What to produce:
Set the entries down once more, exactly as they are worded.

Input material:
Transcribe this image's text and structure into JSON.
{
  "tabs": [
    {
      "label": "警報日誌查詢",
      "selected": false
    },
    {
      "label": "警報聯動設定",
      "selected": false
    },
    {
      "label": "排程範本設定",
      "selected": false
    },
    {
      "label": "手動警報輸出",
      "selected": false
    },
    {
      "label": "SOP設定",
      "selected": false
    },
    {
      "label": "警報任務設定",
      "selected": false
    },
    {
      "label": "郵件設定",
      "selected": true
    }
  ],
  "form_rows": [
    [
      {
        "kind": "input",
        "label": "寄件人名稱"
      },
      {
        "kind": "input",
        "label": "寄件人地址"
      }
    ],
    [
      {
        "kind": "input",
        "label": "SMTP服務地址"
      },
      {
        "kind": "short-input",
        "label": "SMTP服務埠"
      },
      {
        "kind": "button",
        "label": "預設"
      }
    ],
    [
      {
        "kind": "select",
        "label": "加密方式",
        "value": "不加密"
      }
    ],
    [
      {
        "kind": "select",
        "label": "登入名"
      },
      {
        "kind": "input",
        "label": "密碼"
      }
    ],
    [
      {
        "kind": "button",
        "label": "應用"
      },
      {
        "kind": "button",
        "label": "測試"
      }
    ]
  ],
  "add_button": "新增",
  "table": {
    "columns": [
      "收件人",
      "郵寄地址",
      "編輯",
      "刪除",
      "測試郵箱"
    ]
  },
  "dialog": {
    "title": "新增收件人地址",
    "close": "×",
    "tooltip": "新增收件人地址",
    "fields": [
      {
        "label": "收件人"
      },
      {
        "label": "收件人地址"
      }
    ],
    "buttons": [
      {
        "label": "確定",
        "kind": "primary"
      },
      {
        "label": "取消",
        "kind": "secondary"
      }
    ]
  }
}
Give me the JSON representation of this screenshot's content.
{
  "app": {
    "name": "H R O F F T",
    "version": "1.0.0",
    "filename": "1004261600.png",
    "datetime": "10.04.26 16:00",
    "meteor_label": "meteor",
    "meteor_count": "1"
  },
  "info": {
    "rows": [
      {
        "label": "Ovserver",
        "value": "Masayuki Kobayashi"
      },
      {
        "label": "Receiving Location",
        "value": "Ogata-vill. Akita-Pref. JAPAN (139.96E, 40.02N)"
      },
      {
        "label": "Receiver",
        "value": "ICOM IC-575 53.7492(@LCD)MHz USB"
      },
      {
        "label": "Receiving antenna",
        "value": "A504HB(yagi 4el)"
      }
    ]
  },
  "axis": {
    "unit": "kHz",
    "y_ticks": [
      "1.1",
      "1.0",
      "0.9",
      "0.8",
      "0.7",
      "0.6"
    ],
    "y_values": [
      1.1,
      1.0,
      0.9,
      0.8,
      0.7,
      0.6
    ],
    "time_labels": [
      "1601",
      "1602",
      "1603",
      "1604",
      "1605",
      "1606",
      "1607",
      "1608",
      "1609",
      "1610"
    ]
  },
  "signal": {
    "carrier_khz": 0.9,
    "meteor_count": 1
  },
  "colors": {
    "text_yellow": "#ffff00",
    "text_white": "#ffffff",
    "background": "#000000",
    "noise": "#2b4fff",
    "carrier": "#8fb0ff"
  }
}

Result of this task:
Transcribe this image's text and structure into JSON.
{
  "tabs": [
    {
      "label": "警報日誌查詢",
      "selected": false
    },
    {
      "label": "警報聯動設定",
      "selected": false
    },
    {
      "label": "排程範本設定",
      "selected": false
    },
    {
      "label": "手動警報輸出",
      "selected": false
    },
    {
      "label": "SOP設定",
      "selected": false
    },
    {
      "label": "警報任務設定",
      "selected": false
    },
    {
      "label": "郵件設定",
      "selected": true
    }
  ],
  "form_rows": [
    [
      {
        "kind": "input",
        "label": "寄件人名稱"
      },
      {
        "kind": "input",
        "label": "寄件人地址"
      }
    ],
    [
      {
        "kind": "input",
        "label": "SMTP服務地址"
      },
      {
        "kind": "short-input",
        "label": "SMTP服務埠"
      },
      {
        "kind": "button",
        "label": "預設"
      }
    ],
    [
      {
        "kind": "select",
        "label": "加密方式",
        "value": "不加密"
      }
    ],
    [
      {
        "kind": "select",
        "label": "登入名"
      },
      {
        "kind": "input",
        "label": "密碼"
      }
    ],
    [
      {
        "kind": "button",
        "label": "應用"
      },
      {
        "kind": "button",
        "label": "測試"
      }
    ]
  ],
  "add_button": "新增",
  "table": {
    "columns": [
      "收件人",
      "郵寄地址",
      "編輯",
      "刪除",
      "測試郵箱"
    ]
  },
  "dialog": {
    "title": "新增收件人地址",
    "close": "×",
    "tooltip": "新增收件人地址",
    "fields": [
      {
        "label": "收件人"
      },
      {
        "label": "收件人地址"
      }
    ],
    "buttons": [
      {
        "label": "確定",
        "kind": "primary"
      },
      {
        "label": "取消",
        "kind": "secondary"
      }
    ]
  }
}
Give me the JSON representation of this screenshot's content.
{
  "app": {
    "name": "H R O F F T",
    "version": "1.0.0",
    "filename": "1004261600.png",
    "datetime": "10.04.26 16:00",
    "meteor_label": "meteor",
    "meteor_count": "1"
  },
  "info": {
    "rows": [
      {
        "label": "Ovserver",
        "value": "Masayuki Kobayashi"
      },
      {
        "label": "Receiving Location",
        "value": "Ogata-vill. Akita-Pref. JAPAN (139.96E, 40.02N)"
      },
      {
        "label": "Receiver",
        "value": "ICOM IC-575 53.7492(@LCD)MHz USB"
      },
      {
        "label": "Receiving antenna",
        "value": "A504HB(yagi 4el)"
      }
    ]
  },
  "axis": {
    "unit": "kHz",
    "y_ticks": [
      "1.1",
      "1.0",
      "0.9",
      "0.8",
      "0.7",
      "0.6"
    ],
    "y_values": [
      1.1,
      1.0,
      0.9,
      0.8,
      0.7,
      0.6
    ],
    "time_labels": [
      "1601",
      "1602",
      "1603",
      "1604",
      "1605",
      "1606",
      "1607",
      "1608",
      "1609",
      "1610"
    ]
  },
  "signal": {
    "carrier_khz": 0.9,
    "meteor_count": 1
  },
  "colors": {
    "text_yellow": "#ffff00",
    "text_white": "#ffffff",
    "background": "#000000",
    "noise": "#2b4fff",
    "carrier": "#8fb0ff"
  }
}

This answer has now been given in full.